    Something about the men and their &quot;fancy&quot; shirts reminds me of a circus. Still searching for clues to the mystery couple I sent you this summer in the needlework &quot;Father Mother&quot; mat. Now seems they may actually be Francis Julius Lemoyne Newburn (named for Francis Julius Lemoyne of Washington, PA, who was the delivering doctor) and wife, probably wife #1 Priscilla Parsons (wife #2 was Mary Elizabeth Hull, whom he married in 1869). Hoping the Newburn, Hull or Brinkworths will identify this photo for me from their collections since they might have a copy of the same photo. Thanks so much, have read your book on preserving your family photos and am in the process of protecting them in the right sort of box with the protective sleeves and paper.

    • I am a direct descendant of Francis Julius Lemoyne Newburn.
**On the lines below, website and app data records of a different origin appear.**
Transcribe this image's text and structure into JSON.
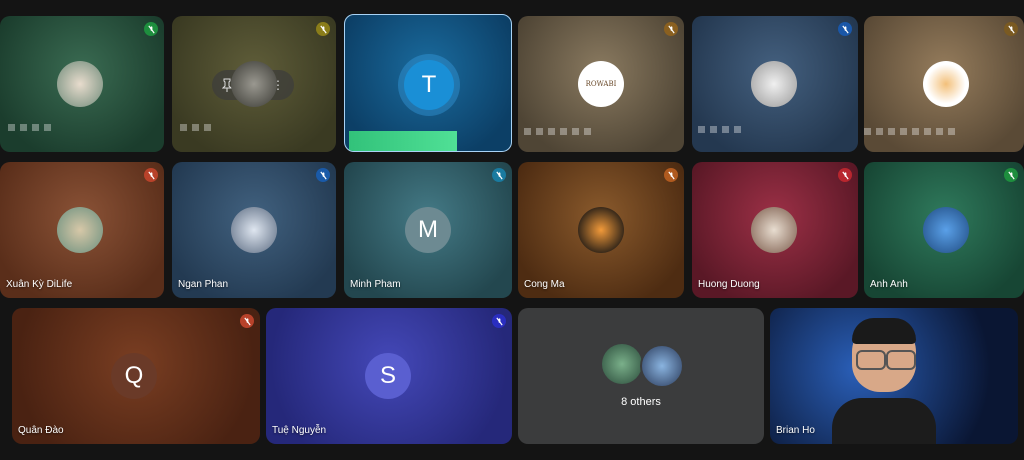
{
  "tiles": [
    {
      "id": "t1",
      "name": "",
      "letter": "",
      "muted": true,
      "mute_color": "#1e8e3e",
      "bg": "#1f4a35",
      "avatar_bg": "#c9b9a6"
    },
    {
      "id": "t2",
      "name": "",
      "letter": "",
      "muted": true,
      "mute_color": "#8a7d1a",
      "bg": "#4b4a2a",
      "avatar_bg": "#6b6a64"
    },
    {
      "id": "t3",
      "name": "",
      "letter": "T",
      "muted": false,
      "bg": "#0b4f7d",
      "avatar_bg": "#1a8fd6"
    },
    {
      "id": "t4",
      "name": "",
      "letter": "",
      "muted": true,
      "mute_color": "#8a6020",
      "bg": "#665b49",
      "avatar_bg": "#ffffff",
      "avatar_text": "ROWABI"
    },
    {
      "id": "t5",
      "name": "",
      "letter": "",
      "muted": true,
      "mute_color": "#1a57a8",
      "bg": "#2e4664",
      "avatar_bg": "#d9d9d9"
    },
    {
      "id": "t6",
      "name": "",
      "letter": "",
      "muted": true,
      "mute_color": "#7a5a22",
      "bg": "#6e5b44",
      "avatar_bg": "#ffffff"
    },
    {
      "id": "t7",
      "name": "Xuân Kỳ DiLife",
      "letter": "",
      "muted": true,
      "mute_color": "#b8422a",
      "bg": "#6d3a22",
      "avatar_bg": "#8fb0a0"
    },
    {
      "id": "t8",
      "name": "Ngan Phan",
      "letter": "",
      "muted": true,
      "mute_color": "#1a5aa8",
      "bg": "#2a4762",
      "avatar_bg": "#b9c7d9"
    },
    {
      "id": "t9",
      "name": "Minh Pham",
      "letter": "M",
      "muted": true,
      "mute_color": "#1a7ba0",
      "bg": "#2d5661",
      "avatar_bg": "#6d8a92"
    },
    {
      "id": "t10",
      "name": "Cong Ma",
      "letter": "",
      "muted": true,
      "mute_color": "#b05a1f",
      "bg": "#61381b",
      "avatar_bg": "#6a4a2a"
    },
    {
      "id": "t11",
      "name": "Huong Duong",
      "letter": "",
      "muted": true,
      "mute_color": "#b8262e",
      "bg": "#6e2230",
      "avatar_bg": "#e0d6cc"
    },
    {
      "id": "t12",
      "name": "Anh Anh",
      "letter": "",
      "muted": true,
      "mute_color": "#1e8e3e",
      "bg": "#1f5a44",
      "avatar_bg": "#2a6fb0"
    },
    {
      "id": "t13",
      "name": "Quân Đào",
      "letter": "Q",
      "muted": true,
      "mute_color": "#b8422a",
      "bg": "#5b2e1c",
      "avatar_bg": "#6a3a28"
    },
    {
      "id": "t14",
      "name": "Tuệ Nguyễn",
      "letter": "S",
      "muted": true,
      "mute_color": "#2a2ec0",
      "bg": "#2c2f82",
      "avatar_bg": "#5a5fd0"
    },
    {
      "id": "t15",
      "name": "",
      "others_label": "8 others",
      "bg": "#3b3b3b"
    },
    {
      "id": "t16",
      "name": "Brian Ho",
      "bg": "#0c1530"
    }
  ]
}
My dad came across your comment. I would love to see the pic and hear how you came across it. I realize that you posted this comment almost a decade ago, but maybe you will see this. Feel free to find me on facebook under Becci Newburn